Sometimes you can’t help but notice the irony in certain life situations. And one of the more interesting times this can occur is when it happens with respect to certain career choices or professional decisions. Typically, you’ll hear about situations on the news and consider the fact that the people who have done wrong in certain situations are the exact people that you are supposed to trust in those professional categories.
Some examples of this offhand are if you are sued as a lawyer, if you hurt people as a doctor, if you break the law as a policeman, if you disregard academic rules as a teacher, or if you obstruct justice as a judicial figure. Each of those cases showcase an opportunity for people’s career choices to get in the way of the actions that they actually produce in their lives.
Being Sued As a Lawyer
It’s probably actually pretty common to be sued as a lawyer. Because there is so much pressure on a lawyer to do things in a way that will provide positive results for their clients, there is often some fudging that goes on behind the scenes. If lawyers do their jobs properly, then they are legally protected, but if they choose to work in gray areas, there are many times when you will see stories about these same lawyers getting sued or countersued.
Hurting People As a Doctor
Doctors are in charge of making people better. They go through extensive training in order to provide some sort of healing services. However, there are plenty of situations that you see in the news where doctors end up hurting people. This can either be because of some personal vendetta that they had developed toward a patient, or it may even be that they are on the wrong side of laws regarding medical malpractice, or even participate in experimentation that is not appropriate in certain cultural and medical conditions.
Breaking the Law As a Policeman
Many people of a certain personality type move toward careers in law enforcement. However, especially with the new ways that people record things, archive things, and pay attention to their public rights, more policemen are getting caught breaking the law than ever before. If public defenders aren’t doing their job defending the public, this creates a very ironic situation that needs to be alleviated as soon as possible by administrative officials.

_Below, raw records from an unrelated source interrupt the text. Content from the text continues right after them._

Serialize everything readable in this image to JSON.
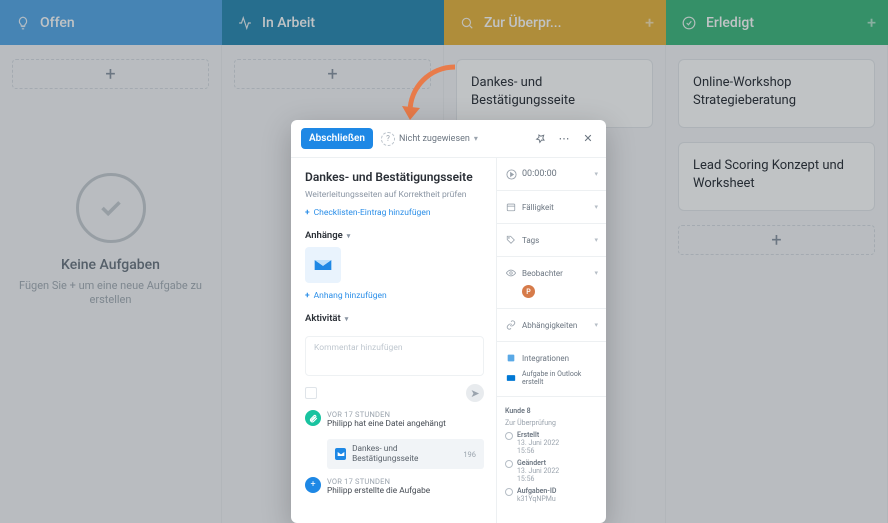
{
  "columns": {
    "open": {
      "label": "Offen"
    },
    "prog": {
      "label": "In Arbeit"
    },
    "rev": {
      "label": "Zur Überpr..."
    },
    "done": {
      "label": "Erledigt"
    }
  },
  "lanes": {
    "open_empty": {
      "title": "Keine Aufgaben",
      "sub": "Fügen Sie + um eine\nneue Aufgabe zu erstellen"
    },
    "rev_card1": "Dankes- und Bestätigungsseite",
    "done_card1": "Online-Workshop Strategieberatung",
    "done_card2": "Lead Scoring Konzept und Worksheet"
  },
  "modal": {
    "close_btn": "Abschließen",
    "assignee": "Nicht zugewiesen",
    "title": "Dankes- und Bestätigungsseite",
    "desc": "Weiterleitungsseiten auf Korrektheit prüfen",
    "add_checklist": "Checklisten-Eintrag hinzufügen",
    "attachments_label": "Anhänge",
    "add_attachment": "Anhang hinzufügen",
    "activity_label": "Aktivität",
    "comment_placeholder": "Kommentar hinzufügen",
    "act1": {
      "time": "VOR 17 STUNDEN",
      "line": "Philipp hat eine Datei angehängt"
    },
    "file_chip": {
      "name": "Dankes- und Bestätigungsseite",
      "size": "196"
    },
    "act2": {
      "time": "VOR 17 STUNDEN",
      "line": "Philipp erstellte die Aufgabe"
    }
  },
  "sidebar": {
    "timer": "00:00:00",
    "due": "Fälligkeit",
    "tags": "Tags",
    "watchers": "Beobachter",
    "deps": "Abhängigkeiten",
    "integrations": "Integrationen",
    "outlook": "Aufgabe in Outlook erstellt",
    "kunde_label": "Kunde 8",
    "kunde_status": "Zur Überprüfung",
    "created_label": "Erstellt",
    "created_date": "13. Juni 2022",
    "created_time": "15:56",
    "changed_label": "Geändert",
    "changed_date": "13. Juni 2022",
    "changed_time": "15:56",
    "task_id_label": "Aufgaben-ID",
    "task_id": "k31YqNPMu"
  }
}
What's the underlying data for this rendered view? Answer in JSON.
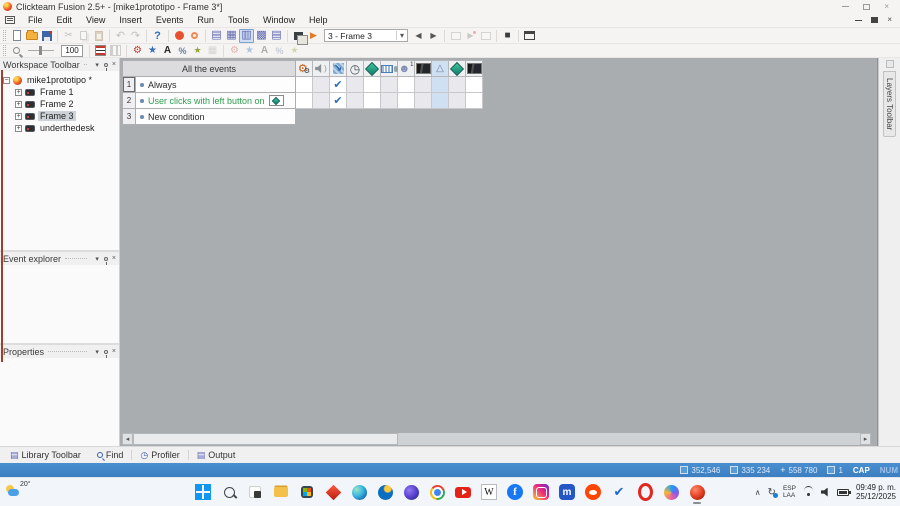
{
  "window": {
    "title": "Clickteam Fusion 2.5+  - [mike1prototipo - Frame 3*]"
  },
  "menus": [
    "File",
    "Edit",
    "View",
    "Insert",
    "Events",
    "Run",
    "Tools",
    "Window",
    "Help"
  ],
  "toolbar": {
    "frame_selector": "3 - Frame 3",
    "zoom_value": "100"
  },
  "workspace_panel": {
    "title": "Workspace Toolbar",
    "root": "mike1prototipo *",
    "items": [
      "Frame 1",
      "Frame 2",
      "Frame 3",
      "underthedesk"
    ],
    "selected": "Frame 3"
  },
  "event_explorer_panel": {
    "title": "Event explorer"
  },
  "properties_panel": {
    "title": "Properties"
  },
  "layers_panel": {
    "title": "Layers Toolbar"
  },
  "event_editor": {
    "header": "All the events",
    "columns": [
      "special-conditions",
      "sound",
      "storyboard-controls",
      "timer",
      "create-new-objects",
      "mouse-keyboard",
      "player-1",
      "backdrop-a",
      "quick-backdrop",
      "active-object",
      "backdrop-b"
    ],
    "highlighted_column_index": 8,
    "rows": [
      {
        "num": "1",
        "text": "Always",
        "checked_column_index": 2
      },
      {
        "num": "2",
        "text": "User clicks with left button on",
        "checked_column_index": 2,
        "has_object_icon": true
      },
      {
        "num": "3",
        "text": "New condition"
      }
    ]
  },
  "bottom_tabs": {
    "library": "Library Toolbar",
    "find": "Find",
    "profiler": "Profiler",
    "output": "Output"
  },
  "status_bar": {
    "size_a": "352,546",
    "size_b": "335 234",
    "position": "558 780",
    "layer": "1",
    "cap": "CAP",
    "num": "NUM"
  },
  "taskbar": {
    "weather_temp": "20°",
    "apps": [
      "start",
      "search",
      "task-view",
      "explorer",
      "store",
      "fusion-diamond",
      "edge",
      "bing",
      "firefox",
      "chrome",
      "youtube",
      "wikipedia",
      "facebook",
      "instagram",
      "mega",
      "reddit",
      "check",
      "opera",
      "copilot",
      "fusion-active"
    ],
    "app_letters": {
      "wikipedia": "W",
      "facebook": "f",
      "mega": "m",
      "check": "✔"
    },
    "lang_line1": "ESP",
    "lang_line2": "LAA",
    "time": "09:49 p. m.",
    "date": "25/12/2025"
  },
  "glyphs": {
    "check": "✔",
    "scissors": "✂",
    "undo": "↶",
    "redo": "↷",
    "help": "?",
    "dd_arrow": "▾",
    "prev": "◀",
    "next": "▶",
    "stop": "■",
    "play": "▶",
    "sb_editor": "▤",
    "frame_editor": "▦",
    "event_editor": "▥",
    "event_list": "▩",
    "data_list": "▤",
    "gear": "⚙",
    "star": "★",
    "letter_a": "A",
    "percent": "%",
    "spark": "★",
    "grid": "▦",
    "clock": "◷",
    "tab_grid": "▤",
    "minus": "−",
    "plus": "+",
    "close": "×",
    "left": "◂",
    "right": "▸",
    "caret": "∧",
    "refresh": "↻",
    "panel_dd": "▾"
  }
}
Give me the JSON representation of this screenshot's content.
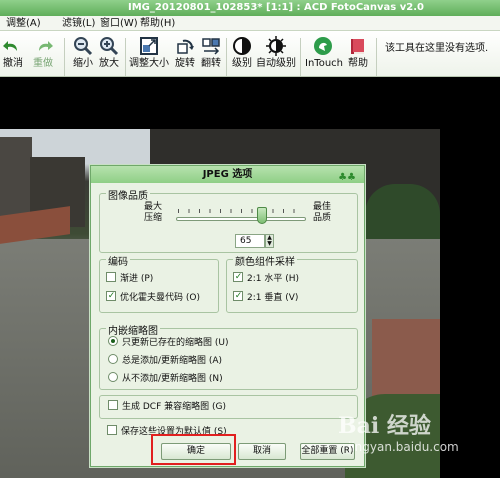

Disregarding Academic Rules As a Teacher
And you can be a rebel as a teacher without completely disregarding academic roles. In another case where you will see irony or unfortunate circumstances with respect to professionalism, there are teachers that somehow find that they want to take the system down from the inside, and it rarely works in their favor.
Obstructing Justice as a Judicial Figure
And finally, one of the most obvious cases of career-centered irony would be obstructing justice if you are some sort of judicial figure. This might mean that you are obstructing justice as an official member of the court, or it might even be a more casual circumstance, such as trying to judge a situation at work, potentially in a semi-official capacity.